In the opening chapter of the crime-terror novel Bricklayer, Steve Vail, a former FBI agent turned brick mason, is making a routine transaction at his branch bank. Suddenly, two armed men enter the bank intent on robbery. But the robbery goes bad for the criminals when police arrive beckoned by the bank’s silent alarm. In their desperation, the crooks start brandishing their weapons and menacing the terrified customers. Vail decides to take on the crooks and single-handedly puts them out of commission. Then, to the astonishment of the police SWAT team that is waiting outside ready to assault the bank, Vail then proceeds to throw the robbers, first one and then the other, through the bank’s front windows . Vail then exits with the customers and disappears.
That is the reader’s introduction to the bricklayer Steve Vail and to the fiction of the Noah Boyd, which is the pen name of a former FBI agent who wishes to remain anonymous for the time being.
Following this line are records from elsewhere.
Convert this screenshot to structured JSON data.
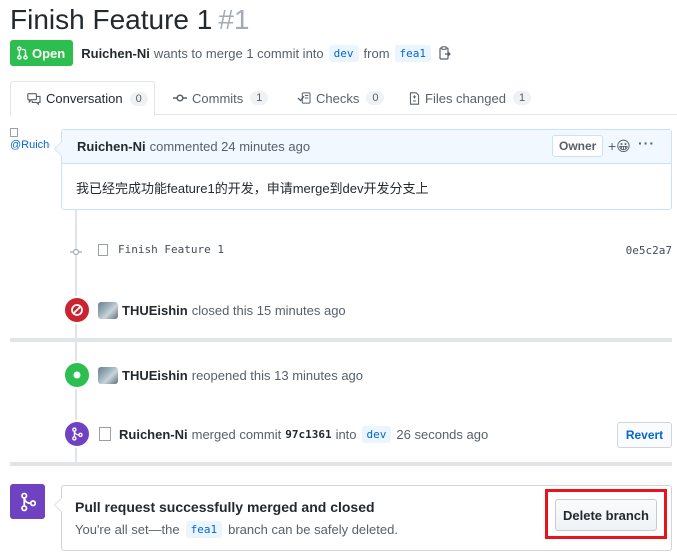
{
  "pr": {
    "title": "Finish Feature 1",
    "number": "#1",
    "state": "Open",
    "author": "Ruichen-Ni",
    "meta_text": "wants to merge 1 commit into",
    "base_branch": "dev",
    "from_text": "from",
    "head_branch": "fea1"
  },
  "tabs": [
    {
      "label": "Conversation",
      "count": "0"
    },
    {
      "label": "Commits",
      "count": "1"
    },
    {
      "label": "Checks",
      "count": "0"
    },
    {
      "label": "Files changed",
      "count": "1"
    }
  ],
  "comment": {
    "avatar_alt": "@Ruichen-",
    "author": "Ruichen-Ni",
    "action": "commented 24 minutes ago",
    "badge": "Owner",
    "reaction": "+😀",
    "more": "···",
    "body": "我已经完成功能feature1的开发，申请merge到dev开发分支上"
  },
  "commit": {
    "message": "Finish Feature 1",
    "sha": "0e5c2a7"
  },
  "events": {
    "closed": {
      "actor": "THUEishin",
      "text": "closed this 15 minutes ago"
    },
    "reopened": {
      "actor": "THUEishin",
      "text": "reopened this 13 minutes ago"
    },
    "merged": {
      "actor": "Ruichen-Ni",
      "text_before": "merged commit",
      "sha": "97c1361",
      "into": "into",
      "branch": "dev",
      "time": "26 seconds ago",
      "revert_label": "Revert"
    }
  },
  "merge_status": {
    "title": "Pull request successfully merged and closed",
    "sub_before": "You're all set—the",
    "branch": "fea1",
    "sub_after": "branch can be safely deleted.",
    "delete_label": "Delete branch"
  },
  "colors": {
    "open_green": "#2cbe4e",
    "closed_red": "#cb2431",
    "merged_purple": "#6f42c1",
    "link_blue": "#0366d6",
    "highlight_red": "#e8141c"
  }
}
This novel is the pilot for crime series featuring Vail. (Note: Sales must be good because the second volume of the series is already in print.)
After introducing Vail, the novel gets down to business—first there is the cold-blooded murder of a tabloid reporter by a member of a mysterious group called Rubaco Pentad, then there is the demand of extortion money on the threat of additional murders. The FBI is under pressure to solve the case but has no clues to work on so they decide to trap the extortionists during a phony money transfer, but when that fails the FBI is stuck.
An up-and-coming assistant, Kate Bannon, proposes a unique way forward. She has identifed Vail as the shy hero who single-handedly foiled a bank-robbery and she recruits him to help the FBI solve the case. Kate knows that since Vail is no longer an FBI agent he can use methods not in the official playbook, which might prove useful. Vail’s methods will severely bend the FBI’s rules and cause rumbles all the way to the White House.
Murder and extortion is the theme of this novel. The action is fast, furious and violent. The writing is direct and to-the-point with no frils. There is an absolute minimum of character development and or psychological ruminations—just more murders, terror and action than even the most avid crime fiction reader could want. In the end, the author ties together all the intricate plot elements in a clever way that left me satisfied. This is a good read and could easily be a hit to pass time during a summer vacation or airport layover.
Day 33: The Bricklayer (Noah Boyd, a pen name) (2010).